Many Ways of Traveling in the City of New York

Categories
Special Collections > Keystone Slides
Type
tiff scanned file from original glass slide
Description
New York is the largest city in the United States and the second largest city in the world. London alone is larger, and even more this statement is now questioned. Within the city limits there live about 5,000,000 people. Perhaps another million live in nearby cities but come into New York every day to work. To carry these people back and forth is the city's biggest problem. This view shows many ways by which New Yorkers travel. The Sixth Avenue Elevated Railway is directly in the center of the view. You observe two crowded trains, one going north, the other, south. Besides the Sixth Avenue Elevated, there is one on the west side of the city an elevated system on Ninth Avenue. On the east side of the city there are two other main lines. Two types of surface cars are shown. Surface cars run on all the chief avenues running north and south, with the exception of Fifth avenue. In all, there are 17 surface lines running north and south. To bind this system together there are 22 cross-town lines. In the immediate foreground is an entrance into the subway. No city in the world has such a system of subways as has New York. When the entire system, as planned, is completed, together with its elevated railroad connections, this Rapid Transit System will cover nearly 630 miles, and will have cost about $350,000,000. Subways run under East River, connecting Brooklyn and Manhattan. The subway railroad trains carry nearly 1,000,000 people daily. The Hudson Tubes, an independent subway system, extend a fourth of the length of Manhattan Island, and then go under the Hudson River to Hoboken, Jersey City, and Newark. Keystone ID: 16751 Note: All titles, descriptions, and location coordinates are from the original Keystone Slide documentation as supplied by the Keystone View Company. No text has been edited or changed.

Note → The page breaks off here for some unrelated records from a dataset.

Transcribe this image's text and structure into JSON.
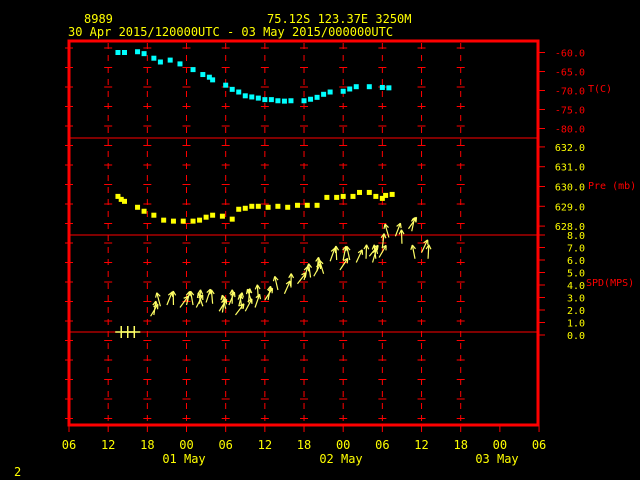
{
  "header": {
    "station_id": "8989",
    "location": "75.12S   123.37E   3250M",
    "time_range": "30 Apr 2015/120000UTC - 03 May 2015/000000UTC"
  },
  "footer": {
    "page_number": "2"
  },
  "colors": {
    "background": "#000000",
    "frame": "#ff0000",
    "grid": "#ff0000",
    "axis_text": "#ffff00",
    "header_text": "#ffff00",
    "panel_label": "#ff0000",
    "temperature": "#00ffff",
    "pressure": "#ffff00",
    "wind": "#ffff66"
  },
  "chart_data": [
    {
      "type": "scatter",
      "panel": "temperature",
      "label": "T(C)",
      "ylim": [
        -82.5,
        -57.5
      ],
      "ticks": [
        -60,
        -65,
        -70,
        -75,
        -80
      ],
      "tick_labels": [
        "-60.0",
        "-65.0",
        "-70.0",
        "-75.0",
        "-80.0"
      ],
      "x_hours": [
        13.5,
        14.5,
        16.5,
        17.5,
        19,
        20,
        21.5,
        23,
        25,
        26.5,
        27.5,
        28,
        30,
        31,
        32,
        33,
        34,
        35,
        36,
        37,
        38,
        39,
        40,
        42,
        43,
        44,
        45,
        46,
        48,
        49,
        50,
        52,
        54,
        55
      ],
      "values": [
        -60.0,
        -60.0,
        -59.8,
        -60.3,
        -61.5,
        -62.5,
        -62.0,
        -63.0,
        -64.5,
        -65.8,
        -66.5,
        -67.2,
        -68.6,
        -69.7,
        -70.4,
        -71.4,
        -71.7,
        -72.0,
        -72.4,
        -72.4,
        -72.7,
        -72.8,
        -72.7,
        -72.7,
        -72.3,
        -71.8,
        -71.0,
        -70.4,
        -70.2,
        -69.6,
        -69.0,
        -69.0,
        -69.2,
        -69.3
      ]
    },
    {
      "type": "scatter",
      "panel": "pressure",
      "label": "Pre (mb)",
      "ylim": [
        627.55,
        632.45
      ],
      "ticks": [
        628,
        629,
        630,
        631,
        632
      ],
      "tick_labels": [
        "628.0",
        "629.0",
        "630.0",
        "631.0",
        "632.0"
      ],
      "x_hours": [
        13.5,
        14,
        14.5,
        16.5,
        17.5,
        19,
        20.5,
        22,
        23.5,
        25,
        26,
        27,
        28,
        29.5,
        31,
        32,
        33,
        34,
        35,
        36.5,
        38,
        39.5,
        41,
        42.5,
        44,
        45.5,
        47,
        48,
        49.5,
        50.5,
        52,
        53,
        54,
        54.5,
        55.5
      ],
      "values": [
        629.5,
        629.35,
        629.25,
        628.95,
        628.75,
        628.55,
        628.3,
        628.25,
        628.25,
        628.25,
        628.3,
        628.45,
        628.55,
        628.5,
        628.35,
        628.85,
        628.9,
        629.0,
        629.0,
        628.95,
        629.0,
        628.95,
        629.05,
        629.05,
        629.05,
        629.45,
        629.45,
        629.5,
        629.5,
        629.7,
        629.7,
        629.5,
        629.4,
        629.55,
        629.6
      ]
    },
    {
      "type": "wind-barbs",
      "panel": "wind_speed",
      "label": "SPD(MPS)",
      "ylim": [
        0,
        8
      ],
      "ticks": [
        0,
        1,
        2,
        3,
        4,
        5,
        6,
        7,
        8
      ],
      "tick_labels": [
        "0.0",
        "1.0",
        "2.0",
        "3.0",
        "4.0",
        "5.0",
        "6.0",
        "7.0",
        "8.0"
      ],
      "x_hours": [
        14,
        15,
        16,
        18.5,
        19,
        20,
        21,
        22,
        23,
        24,
        25,
        25.5,
        26,
        26.5,
        27,
        28,
        29,
        29.5,
        30,
        30.5,
        31,
        31.5,
        32,
        32.5,
        33,
        33.5,
        34,
        34.5,
        35,
        36,
        36.5,
        38,
        39,
        40,
        41,
        42,
        43,
        43.5,
        44,
        45,
        46,
        47,
        47.5,
        48,
        49,
        50,
        51.5,
        52,
        52.5,
        53,
        53.5,
        54,
        55,
        56,
        57,
        58,
        58.5,
        59,
        60,
        61
      ],
      "values": [
        0,
        0,
        0,
        1.5,
        1.6,
        2.3,
        2.4,
        2.4,
        2.2,
        2.4,
        2.4,
        2.2,
        2.5,
        2.3,
        2.6,
        2.5,
        1.9,
        1.8,
        2.1,
        2.4,
        2.5,
        1.6,
        2.3,
        2.1,
        1.9,
        2.6,
        2.6,
        2.2,
        2.9,
        2.8,
        2.8,
        3.6,
        3.3,
        3.8,
        4.1,
        4.4,
        4.6,
        4.7,
        5.1,
        4.9,
        5.9,
        6.0,
        5.2,
        6.0,
        6.0,
        5.8,
        6.1,
        6.3,
        5.8,
        6.1,
        6.2,
        7.0,
        7.8,
        7.9,
        7.3,
        8.5,
        8.3,
        6.1,
        6.6,
        6.1
      ]
    }
  ],
  "x_axis": {
    "hour_ticks": [
      6,
      12,
      18,
      24,
      30,
      36,
      42,
      48,
      54,
      60,
      66
    ],
    "tick_labels": [
      "06",
      "12",
      "18",
      "00",
      "06",
      "12",
      "18",
      "00",
      "06",
      "12",
      "18",
      "00",
      "06"
    ],
    "date_labels": [
      "01 May",
      "02 May",
      "03 May"
    ]
  }
}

Rights
Copyright by the Keystone View Company. The original slides are housed in McConnell Library's Special Collections.